Data about app and page elements:

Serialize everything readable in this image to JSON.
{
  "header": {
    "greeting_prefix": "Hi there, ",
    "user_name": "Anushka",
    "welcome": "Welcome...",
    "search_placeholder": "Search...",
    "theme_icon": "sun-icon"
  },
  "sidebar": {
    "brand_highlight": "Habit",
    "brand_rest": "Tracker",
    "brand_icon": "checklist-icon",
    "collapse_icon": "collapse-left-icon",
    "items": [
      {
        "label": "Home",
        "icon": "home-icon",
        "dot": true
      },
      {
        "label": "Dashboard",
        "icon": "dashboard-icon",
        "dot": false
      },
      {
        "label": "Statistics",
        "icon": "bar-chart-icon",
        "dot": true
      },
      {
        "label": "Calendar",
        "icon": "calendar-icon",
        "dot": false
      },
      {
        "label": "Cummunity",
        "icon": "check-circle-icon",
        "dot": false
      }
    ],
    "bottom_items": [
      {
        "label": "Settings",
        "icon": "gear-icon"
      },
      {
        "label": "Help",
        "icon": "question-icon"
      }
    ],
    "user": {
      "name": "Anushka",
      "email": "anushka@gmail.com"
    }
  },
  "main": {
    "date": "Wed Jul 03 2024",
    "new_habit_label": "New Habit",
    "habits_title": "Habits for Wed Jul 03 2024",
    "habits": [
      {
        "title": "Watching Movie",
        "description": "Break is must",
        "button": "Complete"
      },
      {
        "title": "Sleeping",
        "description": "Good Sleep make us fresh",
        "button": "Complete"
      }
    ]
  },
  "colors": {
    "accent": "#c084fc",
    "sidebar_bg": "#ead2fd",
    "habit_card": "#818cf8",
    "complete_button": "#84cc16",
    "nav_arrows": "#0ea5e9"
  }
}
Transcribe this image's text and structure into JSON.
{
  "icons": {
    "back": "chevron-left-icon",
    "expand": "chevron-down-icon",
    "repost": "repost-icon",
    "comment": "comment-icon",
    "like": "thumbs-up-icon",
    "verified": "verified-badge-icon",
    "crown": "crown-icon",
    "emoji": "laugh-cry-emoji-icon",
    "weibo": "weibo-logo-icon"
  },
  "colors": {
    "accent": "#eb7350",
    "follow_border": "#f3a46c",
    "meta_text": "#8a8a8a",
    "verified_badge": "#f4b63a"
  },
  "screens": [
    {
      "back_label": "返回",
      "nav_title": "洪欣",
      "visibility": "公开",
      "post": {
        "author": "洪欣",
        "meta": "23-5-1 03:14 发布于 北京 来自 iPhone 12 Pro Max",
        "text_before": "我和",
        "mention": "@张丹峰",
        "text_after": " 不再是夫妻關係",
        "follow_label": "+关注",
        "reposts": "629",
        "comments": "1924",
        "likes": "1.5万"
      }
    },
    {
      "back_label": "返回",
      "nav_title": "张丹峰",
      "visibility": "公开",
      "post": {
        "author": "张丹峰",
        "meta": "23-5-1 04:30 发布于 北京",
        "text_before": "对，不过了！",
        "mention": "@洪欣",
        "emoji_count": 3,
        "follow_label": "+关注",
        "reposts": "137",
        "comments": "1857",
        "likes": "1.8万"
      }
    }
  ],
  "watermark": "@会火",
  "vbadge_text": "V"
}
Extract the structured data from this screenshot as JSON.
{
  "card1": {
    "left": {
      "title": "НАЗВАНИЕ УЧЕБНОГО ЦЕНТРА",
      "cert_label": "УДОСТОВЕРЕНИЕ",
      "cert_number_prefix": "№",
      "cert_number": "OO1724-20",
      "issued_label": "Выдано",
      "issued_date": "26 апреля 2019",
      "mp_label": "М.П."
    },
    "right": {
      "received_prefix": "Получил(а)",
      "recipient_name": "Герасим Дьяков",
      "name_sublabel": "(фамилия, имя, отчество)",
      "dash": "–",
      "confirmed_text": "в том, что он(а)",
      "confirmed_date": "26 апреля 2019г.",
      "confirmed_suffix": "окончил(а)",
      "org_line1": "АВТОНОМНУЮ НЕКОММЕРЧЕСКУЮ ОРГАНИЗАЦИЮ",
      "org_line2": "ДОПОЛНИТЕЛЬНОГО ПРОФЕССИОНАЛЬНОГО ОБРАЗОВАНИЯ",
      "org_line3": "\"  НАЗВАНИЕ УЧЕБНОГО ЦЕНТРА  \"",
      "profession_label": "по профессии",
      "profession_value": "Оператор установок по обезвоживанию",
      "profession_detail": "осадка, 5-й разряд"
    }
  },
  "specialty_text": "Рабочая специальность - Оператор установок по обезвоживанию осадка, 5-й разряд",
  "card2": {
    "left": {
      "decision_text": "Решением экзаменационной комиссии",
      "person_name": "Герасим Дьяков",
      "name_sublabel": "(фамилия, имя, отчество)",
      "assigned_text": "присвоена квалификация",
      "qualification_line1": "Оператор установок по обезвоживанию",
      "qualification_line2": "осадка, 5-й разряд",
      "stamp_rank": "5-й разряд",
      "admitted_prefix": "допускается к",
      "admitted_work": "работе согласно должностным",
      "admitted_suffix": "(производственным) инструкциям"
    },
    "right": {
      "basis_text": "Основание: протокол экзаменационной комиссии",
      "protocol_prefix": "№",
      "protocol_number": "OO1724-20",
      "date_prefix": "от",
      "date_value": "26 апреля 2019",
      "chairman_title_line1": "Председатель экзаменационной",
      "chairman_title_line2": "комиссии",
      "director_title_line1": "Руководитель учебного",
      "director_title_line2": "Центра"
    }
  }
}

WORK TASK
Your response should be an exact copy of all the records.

ANSWER AREA
Serialize everything readable in this image to JSON.
{
  "header": {
    "greeting_prefix": "Hi there, ",
    "user_name": "Anushka",
    "welcome": "Welcome...",
    "search_placeholder": "Search...",
    "theme_icon": "sun-icon"
  },
  "sidebar": {
    "brand_highlight": "Habit",
    "brand_rest": "Tracker",
    "brand_icon": "checklist-icon",
    "collapse_icon": "collapse-left-icon",
    "items": [
      {
        "label": "Home",
        "icon": "home-icon",
        "dot": true
      },
      {
        "label": "Dashboard",
        "icon": "dashboard-icon",
        "dot": false
      },
      {
        "label": "Statistics",
        "icon": "bar-chart-icon",
        "dot": true
      },
      {
        "label": "Calendar",
        "icon": "calendar-icon",
        "dot": false
      },
      {
        "label": "Cummunity",
        "icon": "check-circle-icon",
        "dot": false
      }
    ],
    "bottom_items": [
      {
        "label": "Settings",
        "icon": "gear-icon"
      },
      {
        "label": "Help",
        "icon": "question-icon"
      }
    ],
    "user": {
      "name": "Anushka",
      "email": "anushka@gmail.com"
    }
  },
  "main": {
    "date": "Wed Jul 03 2024",
    "new_habit_label": "New Habit",
    "habits_title": "Habits for Wed Jul 03 2024",
    "habits": [
      {
        "title": "Watching Movie",
        "description": "Break is must",
        "button": "Complete"
      },
      {
        "title": "Sleeping",
        "description": "Good Sleep make us fresh",
        "button": "Complete"
      }
    ]
  },
  "colors": {
    "accent": "#c084fc",
    "sidebar_bg": "#ead2fd",
    "habit_card": "#818cf8",
    "complete_button": "#84cc16",
    "nav_arrows": "#0ea5e9"
  }
}
Transcribe this image's text and structure into JSON.
{
  "icons": {
    "back": "chevron-left-icon",
    "expand": "chevron-down-icon",
    "repost": "repost-icon",
    "comment": "comment-icon",
    "like": "thumbs-up-icon",
    "verified": "verified-badge-icon",
    "crown": "crown-icon",
    "emoji": "laugh-cry-emoji-icon",
    "weibo": "weibo-logo-icon"
  },
  "colors": {
    "accent": "#eb7350",
    "follow_border": "#f3a46c",
    "meta_text": "#8a8a8a",
    "verified_badge": "#f4b63a"
  },
  "screens": [
    {
      "back_label": "返回",
      "nav_title": "洪欣",
      "visibility": "公开",
      "post": {
        "author": "洪欣",
        "meta": "23-5-1 03:14 发布于 北京 来自 iPhone 12 Pro Max",
        "text_before": "我和",
        "mention": "@张丹峰",
        "text_after": " 不再是夫妻關係",
        "follow_label": "+关注",
        "reposts": "629",
        "comments": "1924",
        "likes": "1.5万"
      }
    },
    {
      "back_label": "返回",
      "nav_title": "张丹峰",
      "visibility": "公开",
      "post": {
        "author": "张丹峰",
        "meta": "23-5-1 04:30 发布于 北京",
        "text_before": "对，不过了！",
        "mention": "@洪欣",
        "emoji_count": 3,
        "follow_label": "+关注",
        "reposts": "137",
        "comments": "1857",
        "likes": "1.8万"
      }
    }
  ],
  "watermark": "@会火",
  "vbadge_text": "V"
}
Extract the structured data from this screenshot as JSON.
{
  "card1": {
    "left": {
      "title": "НАЗВАНИЕ УЧЕБНОГО ЦЕНТРА",
      "cert_label": "УДОСТОВЕРЕНИЕ",
      "cert_number_prefix": "№",
      "cert_number": "OO1724-20",
      "issued_label": "Выдано",
      "issued_date": "26 апреля 2019",
      "mp_label": "М.П."
    },
    "right": {
      "received_prefix": "Получил(а)",
      "recipient_name": "Герасим Дьяков",
      "name_sublabel": "(фамилия, имя, отчество)",
      "dash": "–",
      "confirmed_text": "в том, что он(а)",
      "confirmed_date": "26 апреля 2019г.",
      "confirmed_suffix": "окончил(а)",
      "org_line1": "АВТОНОМНУЮ НЕКОММЕРЧЕСКУЮ ОРГАНИЗАЦИЮ",
      "org_line2": "ДОПОЛНИТЕЛЬНОГО ПРОФЕССИОНАЛЬНОГО ОБРАЗОВАНИЯ",
      "org_line3": "\"  НАЗВАНИЕ УЧЕБНОГО ЦЕНТРА  \"",
      "profession_label": "по профессии",
      "profession_value": "Оператор установок по обезвоживанию",
      "profession_detail": "осадка, 5-й разряд"
    }
  },
  "specialty_text": "Рабочая специальность - Оператор установок по обезвоживанию осадка, 5-й разряд",
  "card2": {
    "left": {
      "decision_text": "Решением экзаменационной комиссии",
      "person_name": "Герасим Дьяков",
      "name_sublabel": "(фамилия, имя, отчество)",
      "assigned_text": "присвоена квалификация",
      "qualification_line1": "Оператор установок по обезвоживанию",
      "qualification_line2": "осадка, 5-й разряд",
      "stamp_rank": "5-й разряд",
      "admitted_prefix": "допускается к",
      "admitted_work": "работе согласно должностным",
      "admitted_suffix": "(производственным) инструкциям"
    },
    "right": {
      "basis_text": "Основание: протокол экзаменационной комиссии",
      "protocol_prefix": "№",
      "protocol_number": "OO1724-20",
      "date_prefix": "от",
      "date_value": "26 апреля 2019",
      "chairman_title_line1": "Председатель экзаменационной",
      "chairman_title_line2": "комиссии",
      "director_title_line1": "Руководитель учебного",
      "director_title_line2": "Центра"
    }
  }
}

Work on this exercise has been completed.